My husband began complaining out loud, which is highly unusual for his laid-back self, but my diversion was creating a risk of making us late for a post-church commitment on our time. This is what I offered in response to his protests:
"I have to do this because I know from experience that my odds of securing half-gallon cartons of organic skim milk in HEB-CLM at this hour on a Sunday are about 50%, whereas my odds at any other grocery store in Clear Lake are closer to 25%. And if I wait until later today, those 50% odds will decline from there. So I either have to do this now, or else wait to get milk for us until after the restocking which typically occurs mid- to late-day on Monday, which would be too late for today's needs."
The mood of my husband, an engineer mildly obsessed with systemic efficiencies, degenerated even further from that point. His initial grumble amplified to a full-blown howl as he wondered aloud how any grocery store manager could possibly be so stupid as to allow the inventory such a high-dollar, high-margin staple to remain so consistently low or un-stocked for significant periods of time. The market offers all kinds of "JIT" (just-in-time) software specifically developed to prevent that very scenario, after all.
Last November, I wondered whether this chronically-understocked condition was a ramification of the Eagle Ford Shale boom in Texas which perhaps was siphoning off the labor that would be required to achieve effective retail management in places such as our local grocery stores.

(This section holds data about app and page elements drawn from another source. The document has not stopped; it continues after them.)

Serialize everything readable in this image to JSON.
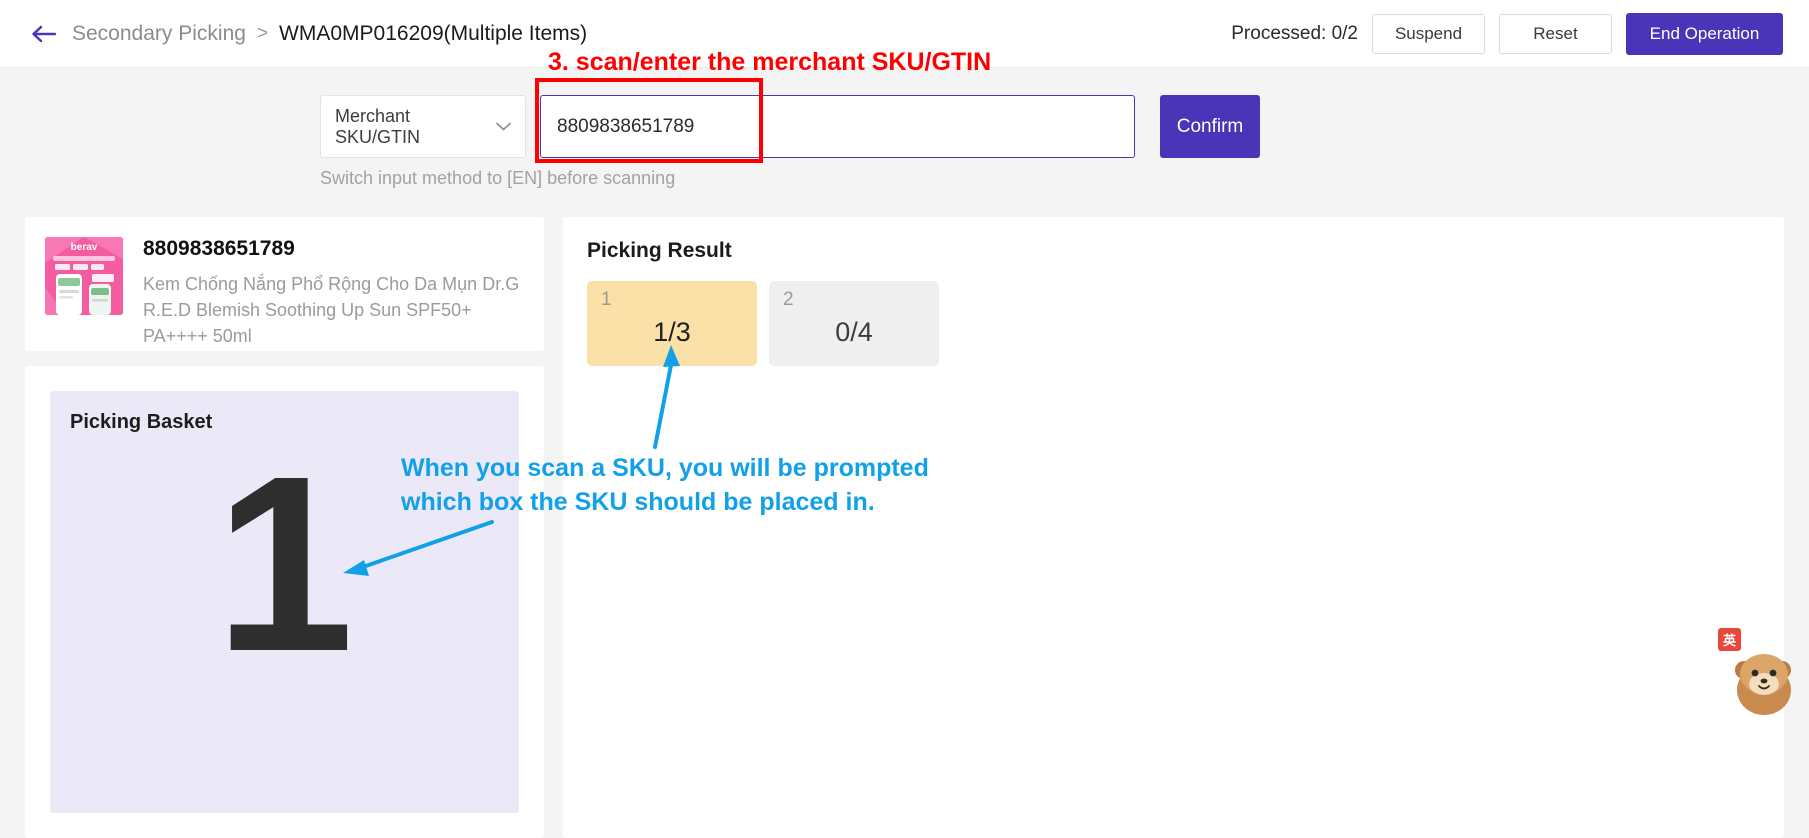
{
  "header": {
    "back_icon": "arrow-left-icon",
    "breadcrumb_parent": "Secondary Picking",
    "breadcrumb_separator": ">",
    "breadcrumb_current": "WMA0MP016209(Multiple Items)",
    "processed_label": "Processed: 0/2",
    "suspend_label": "Suspend",
    "reset_label": "Reset",
    "end_operation_label": "End Operation"
  },
  "scan": {
    "select_value": "Merchant SKU/GTIN",
    "select_chevron_icon": "chevron-down-icon",
    "input_value": "8809838651789",
    "input_placeholder": "",
    "confirm_label": "Confirm",
    "helper_text": "Switch input method to [EN] before scanning"
  },
  "product": {
    "sku": "8809838651789",
    "description": "Kem Chống Nắng Phổ Rộng Cho Da Mụn Dr.G R.E.D Blemish Soothing Up Sun SPF50+ PA++++ 50ml",
    "thumbnail_icon": "product-thumbnail-sunscreen"
  },
  "picking_result": {
    "title": "Picking Result",
    "boxes": [
      {
        "index": "1",
        "count": "1/3",
        "state": "active"
      },
      {
        "index": "2",
        "count": "0/4",
        "state": "idle"
      }
    ]
  },
  "basket": {
    "title": "Picking Basket",
    "number": "1"
  },
  "annotations": {
    "red_text": "3. scan/enter the merchant SKU/GTIN",
    "blue_line1": "When you scan a SKU, you will be prompted",
    "blue_line2": "which box the SKU should be placed in."
  },
  "mascot": {
    "badge_text": "英",
    "icon": "assistant-mascot-icon"
  },
  "colors": {
    "accent_purple": "#4A34B8",
    "annotation_red": "#FF0000",
    "annotation_blue": "#12A0E8",
    "box_active_yellow": "#FBE0A7",
    "box_idle_grey": "#EFEFEF",
    "basket_lavender": "#EBE9F8"
  }
}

|Here's a screengrab of my milk wails from that original blog post. On that day, I had attempted to get the grocery shopping done before going to church.|
In other words, it isn't an external labor shortage (such as what might be wrought by a nearby workforce-sucking oil boom) which is driving the trend - it's an internal failure of the business model.

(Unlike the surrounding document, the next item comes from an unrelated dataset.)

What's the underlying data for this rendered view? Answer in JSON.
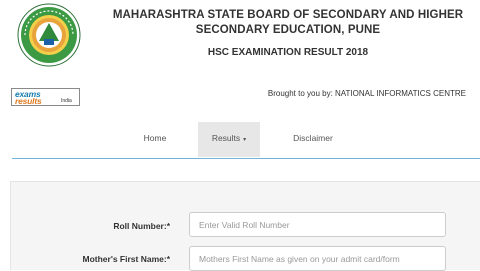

The article explains, "A number of accounts quote shoppers as leaving Walmarts empty handed and heading for competitors." Absolutely!! Not only did I have to stop shopping at the League City Walmart some time ago for that reason, I actually took the time to file a formal complaint about the fact that so much grocery stock was chronically missing from their shelves that it made the store literally un-shoppable for me, because I target specific organic items and I'm not willing to purchase any inferior substitutes that might happen to be still stocked.
Here's where TIME could improve its own content by looking more deeply at the issue. The question they asked both directly and indirectly is the obvious one: Why would Walmart let a thing like this labor shortage happen? Are they not thusly shooting themselves in the retail foot?

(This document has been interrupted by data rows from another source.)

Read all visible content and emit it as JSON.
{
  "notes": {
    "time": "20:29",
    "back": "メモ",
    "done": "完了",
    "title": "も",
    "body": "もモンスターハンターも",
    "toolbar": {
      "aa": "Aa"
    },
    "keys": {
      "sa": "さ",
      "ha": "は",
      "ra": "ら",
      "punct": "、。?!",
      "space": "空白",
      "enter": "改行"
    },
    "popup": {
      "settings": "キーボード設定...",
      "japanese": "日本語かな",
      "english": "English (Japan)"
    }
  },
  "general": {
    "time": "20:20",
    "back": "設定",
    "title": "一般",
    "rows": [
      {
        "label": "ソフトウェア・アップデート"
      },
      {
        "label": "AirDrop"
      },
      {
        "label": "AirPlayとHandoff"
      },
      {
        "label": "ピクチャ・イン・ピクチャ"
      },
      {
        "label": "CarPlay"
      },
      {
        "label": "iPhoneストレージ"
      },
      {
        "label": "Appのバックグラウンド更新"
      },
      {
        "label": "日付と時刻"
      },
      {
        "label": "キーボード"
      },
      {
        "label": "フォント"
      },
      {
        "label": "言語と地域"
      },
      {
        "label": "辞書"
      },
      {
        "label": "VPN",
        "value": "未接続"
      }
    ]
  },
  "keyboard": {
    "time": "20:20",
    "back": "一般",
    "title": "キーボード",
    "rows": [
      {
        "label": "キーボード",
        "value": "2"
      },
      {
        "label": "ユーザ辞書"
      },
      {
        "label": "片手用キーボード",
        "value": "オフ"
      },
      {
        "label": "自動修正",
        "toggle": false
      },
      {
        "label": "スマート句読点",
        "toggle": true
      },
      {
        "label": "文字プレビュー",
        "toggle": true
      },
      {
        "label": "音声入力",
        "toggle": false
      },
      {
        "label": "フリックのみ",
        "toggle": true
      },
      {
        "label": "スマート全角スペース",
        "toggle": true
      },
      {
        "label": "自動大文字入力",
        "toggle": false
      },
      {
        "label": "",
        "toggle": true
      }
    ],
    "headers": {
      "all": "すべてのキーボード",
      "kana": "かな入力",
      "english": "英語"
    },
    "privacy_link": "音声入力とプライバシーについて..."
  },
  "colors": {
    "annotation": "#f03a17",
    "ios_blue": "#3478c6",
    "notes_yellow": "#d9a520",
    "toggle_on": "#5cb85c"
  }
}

The answer is not the resounding "Yes!" that one might first guess. Retail businesses succeed on the basis of the incremental value that they offer relative to their competition. But if every other retailer is also chronically understocked for key consumer commodities, then it becomes questionable as to how much net damage Walmart is really doing to itself. It's not like we consumers have anywhere else to turn at this point.
Either way, whether this problem is originating externally or internally, it sucks for us consumers who will need to continue wasting valuable time scrounging for un-stocked essentials.
|Yet another empty Clear Lake grocery shelf, photographed in early April 2013. The sale tag reads "What a Deal!" Well, it ain't much of a deal if there's none of the stuff available to buy, is it?? |
I found a very efficient way around this particular chronic organic brand shortage (Nature's Path Pumpkin Flax Granola): Sam's Club sells it in institutional sizes and they usually have at least one partial pallet available in their El Dorado location. Therefore whenever I spy this particular empty shelf in a grocery store, I gloat to myself, "Ha ha!! I found a workaround for the chronic shortage of that one product, at least!!"